● **Exercise goal**: Among the entries below, count the lines where the string "icon" occurs, and give only the number.

● **Data under study**:
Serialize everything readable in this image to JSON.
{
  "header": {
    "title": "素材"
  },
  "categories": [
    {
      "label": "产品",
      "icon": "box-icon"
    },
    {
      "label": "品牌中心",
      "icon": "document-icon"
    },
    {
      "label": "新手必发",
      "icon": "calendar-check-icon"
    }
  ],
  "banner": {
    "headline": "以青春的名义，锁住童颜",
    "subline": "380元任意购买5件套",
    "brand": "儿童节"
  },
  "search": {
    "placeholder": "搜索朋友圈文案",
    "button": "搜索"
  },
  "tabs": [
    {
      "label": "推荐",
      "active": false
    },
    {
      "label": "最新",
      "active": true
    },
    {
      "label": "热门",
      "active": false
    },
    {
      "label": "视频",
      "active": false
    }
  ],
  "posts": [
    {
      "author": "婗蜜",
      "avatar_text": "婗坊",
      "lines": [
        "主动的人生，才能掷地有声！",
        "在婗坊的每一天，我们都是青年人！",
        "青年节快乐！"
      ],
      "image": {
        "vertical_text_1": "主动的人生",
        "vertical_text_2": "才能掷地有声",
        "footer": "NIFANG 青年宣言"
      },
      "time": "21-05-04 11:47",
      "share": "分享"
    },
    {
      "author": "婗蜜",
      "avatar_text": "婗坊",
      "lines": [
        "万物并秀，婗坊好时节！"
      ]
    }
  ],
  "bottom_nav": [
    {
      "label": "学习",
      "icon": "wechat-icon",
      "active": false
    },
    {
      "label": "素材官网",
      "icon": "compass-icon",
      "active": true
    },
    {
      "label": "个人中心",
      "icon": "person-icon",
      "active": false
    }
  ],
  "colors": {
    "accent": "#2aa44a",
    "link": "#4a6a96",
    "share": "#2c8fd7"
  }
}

● **Task result**: 6